§ **THE INPUT**:
..............................

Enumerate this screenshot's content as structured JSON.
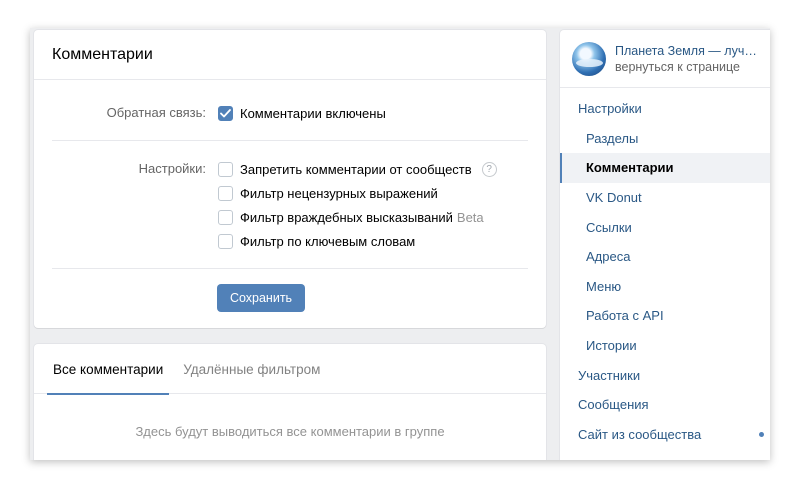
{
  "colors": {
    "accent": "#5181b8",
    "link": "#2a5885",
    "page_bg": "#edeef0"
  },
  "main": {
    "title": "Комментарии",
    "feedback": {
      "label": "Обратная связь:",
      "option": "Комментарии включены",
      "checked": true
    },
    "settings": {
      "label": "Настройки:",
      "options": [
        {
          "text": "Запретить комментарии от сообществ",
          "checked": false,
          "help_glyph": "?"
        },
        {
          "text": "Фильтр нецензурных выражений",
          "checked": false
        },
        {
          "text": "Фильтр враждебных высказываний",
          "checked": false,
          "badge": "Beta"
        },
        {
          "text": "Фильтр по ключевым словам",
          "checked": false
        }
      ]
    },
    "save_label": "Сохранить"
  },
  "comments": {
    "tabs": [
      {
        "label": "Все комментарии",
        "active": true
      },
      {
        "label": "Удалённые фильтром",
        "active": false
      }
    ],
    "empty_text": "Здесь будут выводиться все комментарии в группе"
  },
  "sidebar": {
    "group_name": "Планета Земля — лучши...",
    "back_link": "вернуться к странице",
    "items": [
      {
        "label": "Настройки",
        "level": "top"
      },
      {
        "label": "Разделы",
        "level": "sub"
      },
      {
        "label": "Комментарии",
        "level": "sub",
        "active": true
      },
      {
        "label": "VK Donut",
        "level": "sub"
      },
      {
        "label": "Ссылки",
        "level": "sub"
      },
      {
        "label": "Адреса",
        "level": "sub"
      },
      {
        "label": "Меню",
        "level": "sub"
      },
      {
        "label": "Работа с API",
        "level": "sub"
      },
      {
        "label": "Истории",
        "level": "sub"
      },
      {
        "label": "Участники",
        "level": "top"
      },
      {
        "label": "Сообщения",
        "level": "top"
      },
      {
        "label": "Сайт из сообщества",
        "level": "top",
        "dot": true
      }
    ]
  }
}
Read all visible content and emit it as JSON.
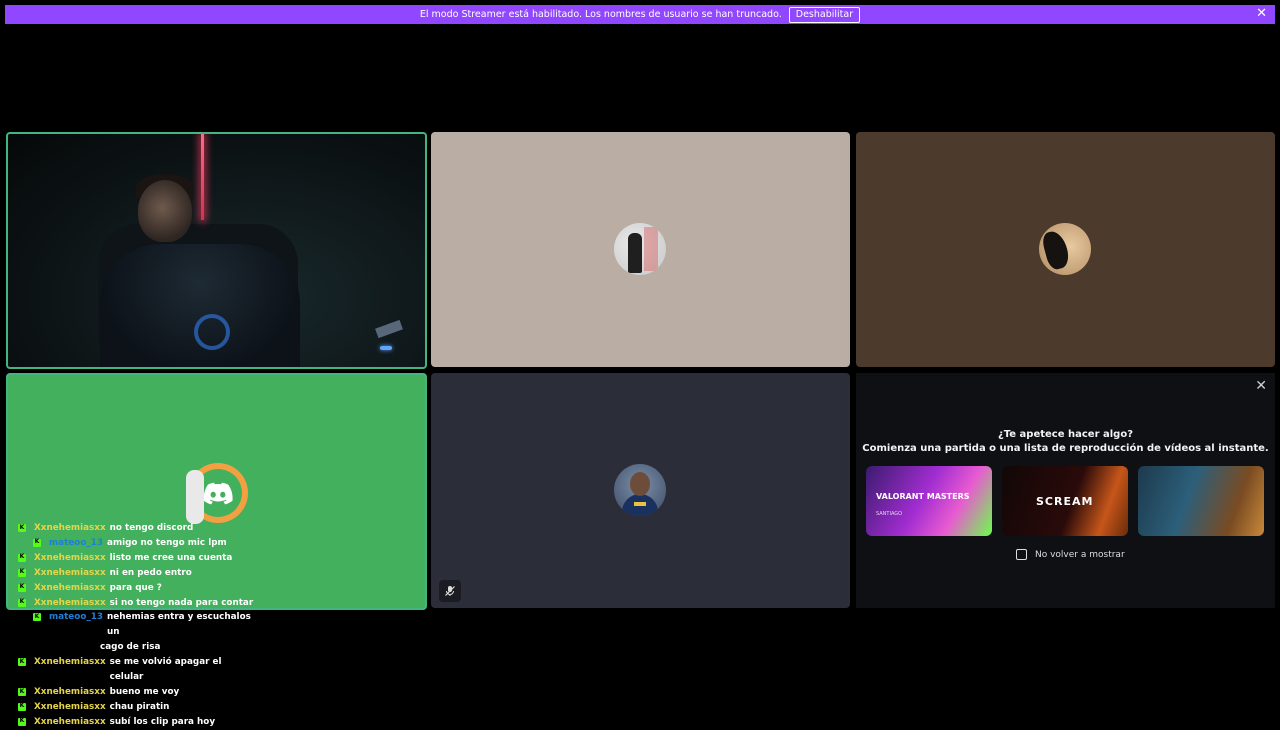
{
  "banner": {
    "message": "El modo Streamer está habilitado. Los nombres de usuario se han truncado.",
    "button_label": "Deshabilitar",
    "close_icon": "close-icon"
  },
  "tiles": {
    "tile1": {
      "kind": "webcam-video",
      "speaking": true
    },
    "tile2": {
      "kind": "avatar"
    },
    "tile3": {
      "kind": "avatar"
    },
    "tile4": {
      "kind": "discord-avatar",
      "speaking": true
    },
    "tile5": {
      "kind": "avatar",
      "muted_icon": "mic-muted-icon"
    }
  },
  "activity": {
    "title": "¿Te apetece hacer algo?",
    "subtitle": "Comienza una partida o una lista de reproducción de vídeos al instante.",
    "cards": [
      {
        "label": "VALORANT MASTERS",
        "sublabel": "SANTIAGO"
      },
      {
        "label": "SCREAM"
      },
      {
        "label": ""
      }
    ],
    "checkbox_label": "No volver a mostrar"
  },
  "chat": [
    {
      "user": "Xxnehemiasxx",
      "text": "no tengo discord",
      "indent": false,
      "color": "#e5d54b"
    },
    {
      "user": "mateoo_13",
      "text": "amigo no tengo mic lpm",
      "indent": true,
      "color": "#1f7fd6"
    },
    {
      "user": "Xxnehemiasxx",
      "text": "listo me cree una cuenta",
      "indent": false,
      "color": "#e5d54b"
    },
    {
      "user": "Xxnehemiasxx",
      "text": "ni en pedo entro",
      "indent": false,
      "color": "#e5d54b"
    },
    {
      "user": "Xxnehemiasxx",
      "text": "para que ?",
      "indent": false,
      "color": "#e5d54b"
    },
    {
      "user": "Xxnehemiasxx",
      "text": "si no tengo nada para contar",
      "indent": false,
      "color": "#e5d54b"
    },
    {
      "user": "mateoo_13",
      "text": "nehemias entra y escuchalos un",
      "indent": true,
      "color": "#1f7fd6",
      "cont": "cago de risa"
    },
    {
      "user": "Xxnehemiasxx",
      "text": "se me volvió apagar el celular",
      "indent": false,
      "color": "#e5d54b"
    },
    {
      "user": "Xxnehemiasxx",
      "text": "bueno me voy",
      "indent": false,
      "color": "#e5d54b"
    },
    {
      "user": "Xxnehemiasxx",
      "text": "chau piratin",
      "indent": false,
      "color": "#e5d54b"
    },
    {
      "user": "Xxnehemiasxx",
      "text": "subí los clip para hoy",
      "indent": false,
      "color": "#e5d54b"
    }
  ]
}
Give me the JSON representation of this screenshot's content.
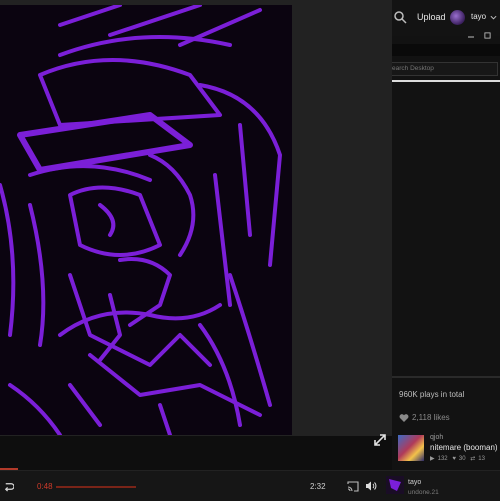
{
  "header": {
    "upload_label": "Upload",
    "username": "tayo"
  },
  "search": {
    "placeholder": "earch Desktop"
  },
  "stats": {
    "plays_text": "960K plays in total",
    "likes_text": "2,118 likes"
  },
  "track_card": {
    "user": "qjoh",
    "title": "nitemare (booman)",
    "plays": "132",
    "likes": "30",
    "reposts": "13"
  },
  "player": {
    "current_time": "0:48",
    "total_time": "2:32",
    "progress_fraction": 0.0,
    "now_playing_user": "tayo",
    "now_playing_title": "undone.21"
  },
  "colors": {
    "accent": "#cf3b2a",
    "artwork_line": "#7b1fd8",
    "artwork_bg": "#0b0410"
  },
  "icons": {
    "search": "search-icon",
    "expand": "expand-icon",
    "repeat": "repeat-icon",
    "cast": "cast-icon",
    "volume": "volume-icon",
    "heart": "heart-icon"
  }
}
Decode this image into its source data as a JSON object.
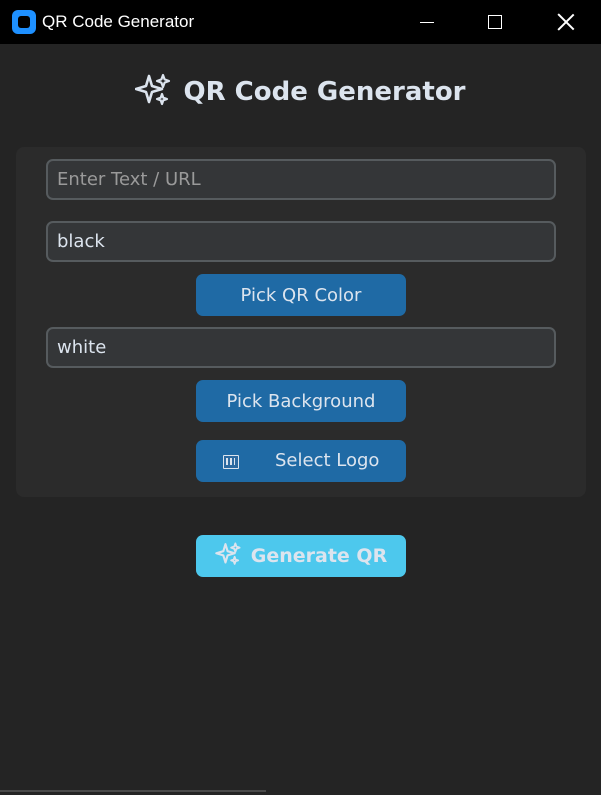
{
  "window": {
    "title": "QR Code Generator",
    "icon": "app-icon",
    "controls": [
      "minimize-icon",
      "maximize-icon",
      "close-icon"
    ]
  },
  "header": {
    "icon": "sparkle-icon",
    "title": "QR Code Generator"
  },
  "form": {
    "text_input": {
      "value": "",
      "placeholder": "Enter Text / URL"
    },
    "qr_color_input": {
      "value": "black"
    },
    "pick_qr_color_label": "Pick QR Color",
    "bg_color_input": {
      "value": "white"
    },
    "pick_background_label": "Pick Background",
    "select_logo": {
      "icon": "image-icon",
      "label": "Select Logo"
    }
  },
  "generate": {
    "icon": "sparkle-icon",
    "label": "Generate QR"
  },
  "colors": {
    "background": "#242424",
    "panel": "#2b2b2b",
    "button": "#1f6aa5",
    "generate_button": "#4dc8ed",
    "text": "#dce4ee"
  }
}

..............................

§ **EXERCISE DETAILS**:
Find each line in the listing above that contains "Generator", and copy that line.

§ **ANSWER TO THE PROBLEM**:
    "title": "QR Code Generator",
    "title": "QR Code Generator"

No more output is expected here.